__Work task__. Search the data for the string "title" and gather each line it is in.

++++ Input data ++++

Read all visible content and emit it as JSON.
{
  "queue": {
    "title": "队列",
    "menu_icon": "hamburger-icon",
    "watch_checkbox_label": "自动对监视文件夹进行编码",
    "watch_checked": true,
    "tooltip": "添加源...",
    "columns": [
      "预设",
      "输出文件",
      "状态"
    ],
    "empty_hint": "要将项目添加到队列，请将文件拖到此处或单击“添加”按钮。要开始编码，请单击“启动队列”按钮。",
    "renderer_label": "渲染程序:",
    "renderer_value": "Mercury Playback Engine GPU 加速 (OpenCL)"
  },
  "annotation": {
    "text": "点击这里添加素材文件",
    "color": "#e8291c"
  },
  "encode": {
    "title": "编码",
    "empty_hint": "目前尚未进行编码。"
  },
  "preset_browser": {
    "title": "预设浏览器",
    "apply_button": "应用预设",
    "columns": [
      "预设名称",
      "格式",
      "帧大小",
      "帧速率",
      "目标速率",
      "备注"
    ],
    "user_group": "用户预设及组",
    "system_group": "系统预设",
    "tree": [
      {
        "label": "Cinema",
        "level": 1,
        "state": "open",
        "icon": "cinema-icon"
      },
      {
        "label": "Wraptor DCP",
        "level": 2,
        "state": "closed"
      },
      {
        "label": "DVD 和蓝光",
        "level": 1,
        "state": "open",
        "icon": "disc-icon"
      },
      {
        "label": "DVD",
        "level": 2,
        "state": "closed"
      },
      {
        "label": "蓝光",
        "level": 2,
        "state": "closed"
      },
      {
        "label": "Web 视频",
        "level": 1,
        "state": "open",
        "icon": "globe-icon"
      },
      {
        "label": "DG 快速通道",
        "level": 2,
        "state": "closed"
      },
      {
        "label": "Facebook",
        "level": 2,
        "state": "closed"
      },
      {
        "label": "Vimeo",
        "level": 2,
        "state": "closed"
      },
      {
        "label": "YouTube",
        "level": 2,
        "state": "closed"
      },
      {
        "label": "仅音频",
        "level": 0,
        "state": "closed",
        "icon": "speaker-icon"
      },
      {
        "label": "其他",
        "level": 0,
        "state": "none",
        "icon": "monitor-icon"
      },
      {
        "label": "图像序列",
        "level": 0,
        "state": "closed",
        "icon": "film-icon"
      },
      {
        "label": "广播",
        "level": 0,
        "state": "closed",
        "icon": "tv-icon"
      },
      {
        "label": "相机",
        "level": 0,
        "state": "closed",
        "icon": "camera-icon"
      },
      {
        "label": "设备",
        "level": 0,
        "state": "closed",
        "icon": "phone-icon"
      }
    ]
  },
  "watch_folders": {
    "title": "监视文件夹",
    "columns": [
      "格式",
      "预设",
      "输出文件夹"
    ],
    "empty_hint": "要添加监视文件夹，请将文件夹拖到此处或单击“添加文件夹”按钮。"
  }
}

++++

__Answer to the exercise__.
    "title": "队列",
    "title": "编码",
    "title": "预设浏览器",
    "title": "监视文件夹",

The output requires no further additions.